After a difficult few months, Sane’s found his groove again and is back in Pep Guardiola’s first-team plans.
Mane definitely has more top-flight experience than his Citizens counterpart and Liverpool fans will be up in arms with the Senegalese’s omission, but the left-footed Sane has that X-factor about him that sees him sway the the vote.
Central attacking midfield: David Silva (Manchester City)
With so much pace on either flank and ahead of him, Silva would rack up the assists playing for the side.
De Bruyne can play this role too, but it looks like Guardiola was onto something when he insisted on playing him as a deep-lying playmaker instead.
Meanwhile, Bernardo Silva’s primed to take over David Silva’s mantle at City and may even do so as soon as the end of the current season, but until he consistently beats his fellow Iberian to a starting spot, the Spaniard veteran makes the cut.
Liverpool have a terrific midfield, but neither Jordan Henderson nor James Milner would be suited to such advanced roles and while Adam Lallana could thrive in the position, the injury-prone Englishman is simply not in David Silva’s league.
Right wing: Mohamed Salah (Liverpool)
Raheem Sterling’s statistics from last season were nothing short of world class, but then Salah had a otherworldly campaign (44 goals in all competitions) and hence, the Egyptian just about nicks it.
Much has been made of his sluggish start this campaign, but he’s no one-season wonder and quite frankly, it’s ridiculous that the African winger gets stick despite scoring thrice (and getting assisting once) in seven Premier League appearances.
Sterling continues to improve in leaps and bounds, but his lack of application in the final third still prevents him from being called elite and until he can start being clinical in front of goal, Salah will comfortably be among the first names on this teamsheet.
Striker: Sergio Aguero (Manchester City)
In the battle of the South American strikers, only one could come out on top and that’s City’s record top scorer.
Firmino and Aguero, who represent bitter rivals Brazil and Argentina respectively, are as different as chalk and cheese, but both get the job done with minimum fuss.
However, Aguero’s just been turning it on for too long for him to miss out.
His ability to conjure special goals from nothing is unparalleled and the diminutive Argentine is closing in on the likes of Alan Shearer and Wayne Rooney in the all-time Premier League scoring charts.

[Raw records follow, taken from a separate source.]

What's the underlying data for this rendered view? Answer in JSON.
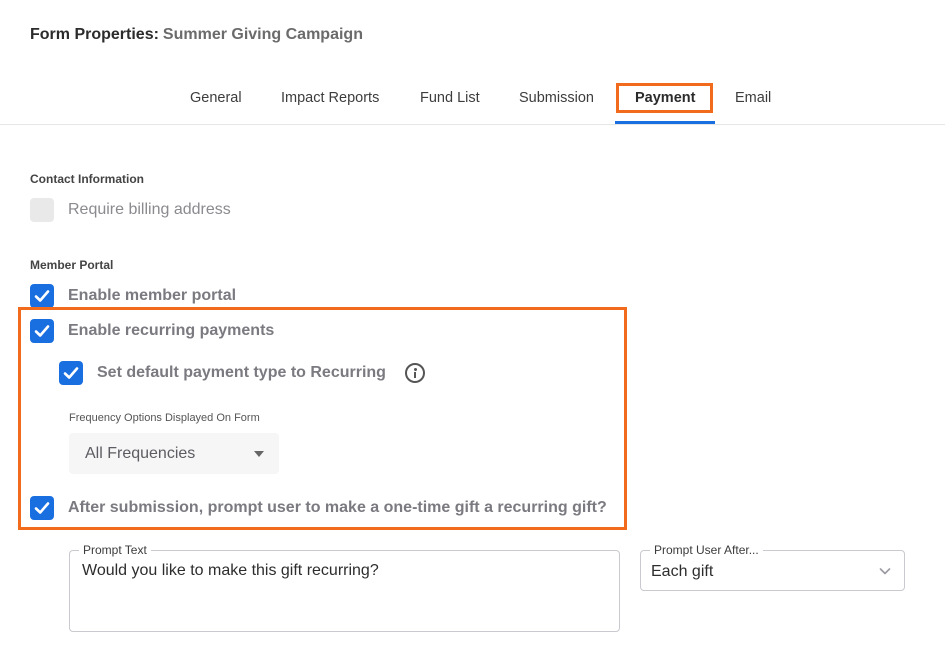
{
  "header": {
    "title_prefix": "Form Properties:",
    "campaign_name": "Summer Giving Campaign"
  },
  "tabs": [
    {
      "label": "General",
      "active": false
    },
    {
      "label": "Impact Reports",
      "active": false
    },
    {
      "label": "Fund List",
      "active": false
    },
    {
      "label": "Submission",
      "active": false
    },
    {
      "label": "Payment",
      "active": true
    },
    {
      "label": "Email",
      "active": false
    }
  ],
  "contact": {
    "section_label": "Contact Information",
    "require_billing": {
      "label": "Require billing address",
      "checked": false,
      "disabled": true
    }
  },
  "member_portal": {
    "section_label": "Member Portal",
    "enable_portal": {
      "label": "Enable member portal",
      "checked": true
    },
    "enable_recurring": {
      "label": "Enable recurring payments",
      "checked": true
    },
    "default_recurring": {
      "label": "Set default payment type to Recurring",
      "checked": true
    },
    "frequency": {
      "label": "Frequency Options Displayed On Form",
      "value": "All Frequencies"
    },
    "prompt_recurring": {
      "label": "After submission, prompt user to make a one-time gift a recurring gift?",
      "checked": true
    }
  },
  "prompt": {
    "text_label": "Prompt Text",
    "text_value": "Would you like to make this gift recurring?",
    "after_label": "Prompt User After...",
    "after_value": "Each gift"
  },
  "colors": {
    "accent": "#1a6fe0",
    "highlight": "#f26a1b"
  }
}
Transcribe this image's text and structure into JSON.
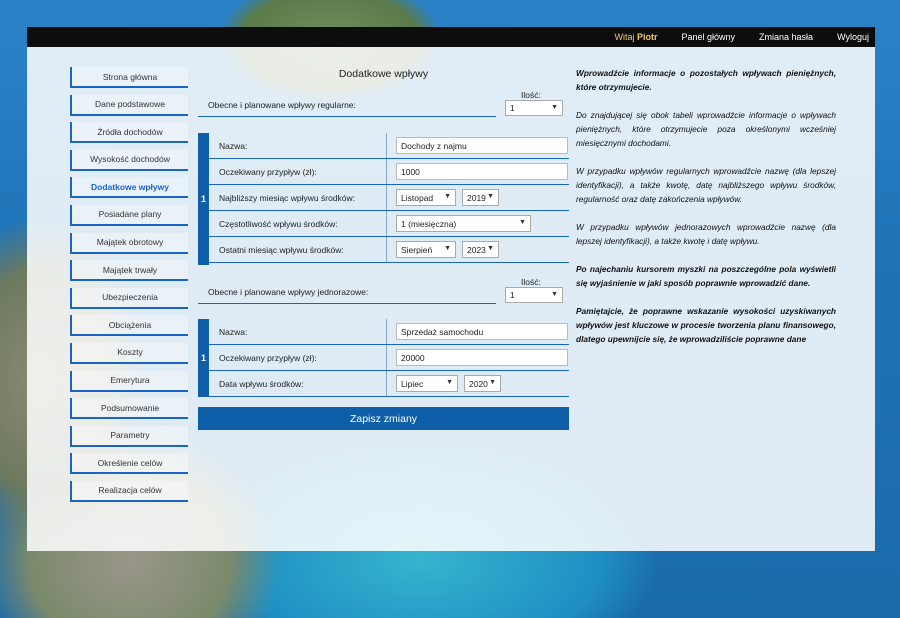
{
  "topbar": {
    "welcome_prefix": "Witaj",
    "user": "Piotr",
    "links": [
      "Panel główny",
      "Zmiana hasła",
      "Wyloguj"
    ]
  },
  "sidebar": {
    "items": [
      {
        "label": "Strona główna"
      },
      {
        "label": "Dane podstawowe"
      },
      {
        "label": "Źródła dochodów"
      },
      {
        "label": "Wysokość dochodów"
      },
      {
        "label": "Dodatkowe wpływy"
      },
      {
        "label": "Posiadane plany"
      },
      {
        "label": "Majątek obrotowy"
      },
      {
        "label": "Majątek trwały"
      },
      {
        "label": "Ubezpieczenia"
      },
      {
        "label": "Obciążenia"
      },
      {
        "label": "Koszty"
      },
      {
        "label": "Emerytura"
      },
      {
        "label": "Podsumowanie"
      },
      {
        "label": "Parametry"
      },
      {
        "label": "Określenie celów"
      },
      {
        "label": "Realizacja celów"
      }
    ],
    "active_index": 4
  },
  "form": {
    "title": "Dodatkowe wpływy",
    "regular": {
      "label": "Obecne i planowane wpływy regularne:",
      "count_label": "Ilość:",
      "count": "1",
      "group_number": "1",
      "name_label": "Nazwa:",
      "name_value": "Dochody z najmu",
      "amount_label": "Oczekiwany przypływ (zł):",
      "amount_value": "1000",
      "next_label": "Najbliższy miesiąc wpływu środków:",
      "next_month": "Listopad",
      "next_year": "2019",
      "freq_label": "Częstotliwość wpływu środków:",
      "freq_value": "1 (miesięczna)",
      "last_label": "Ostatni miesiąc wpływu środków:",
      "last_month": "Sierpień",
      "last_year": "2023"
    },
    "oneoff": {
      "label": "Obecne i planowane wpływy jednorazowe:",
      "count_label": "Ilość:",
      "count": "1",
      "group_number": "1",
      "name_label": "Nazwa:",
      "name_value": "Sprzedaż samochodu",
      "amount_label": "Oczekiwany przypływ (zł):",
      "amount_value": "20000",
      "date_label": "Data wpływu środków:",
      "date_month": "Lipiec",
      "date_year": "2020"
    },
    "save_label": "Zapisz zmiany"
  },
  "info": {
    "p1": "Wprowadźcie informacje o pozostałych wpływach pieniężnych, które otrzymujecie.",
    "p2": "Do znajdującej się obok tabeli wprowadźcie informacje o wpływach pieniężnych, które otrzymujecie poza określonymi wcześniej miesięcznymi dochodami.",
    "p3": "W przypadku wpływów regularnych wprowadźcie nazwę (dla lepszej identyfikacji), a także kwotę, datę najbliższego wpływu środków, regularność oraz datę zakończenia wpływów.",
    "p4": "W przypadku wpływów jednorazowych wprowadźcie nazwę (dla lepszej identyfikacji), a także kwotę i datę wpływu.",
    "p5": "Po najechaniu kursorem myszki na poszczególne pola wyświetli się wyjaśnienie w jaki sposób poprawnie wprowadzić dane.",
    "p6": "Pamiętajcie, że poprawne wskazanie wysokości uzyskiwanych wpływów jest kluczowe w procesie tworzenia planu finansowego, dlatego upewnijcie się, że wprowadziliście poprawne dane"
  },
  "icons": {
    "select_arrow": "chevron-down-icon"
  }
}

While it’s highly unlikely that he’ll be able to catch either of them, Aguero will go down as one of the greatest Premier League strikers of all time when his career comes to a close in the years to come.
Firmino’s graft is unmatched and he’s right at home in Liveprool’s free-flowing attack, but when it comes down to it, your striker has to score lots of goals and in that area, Aguero pulls ahead with ease.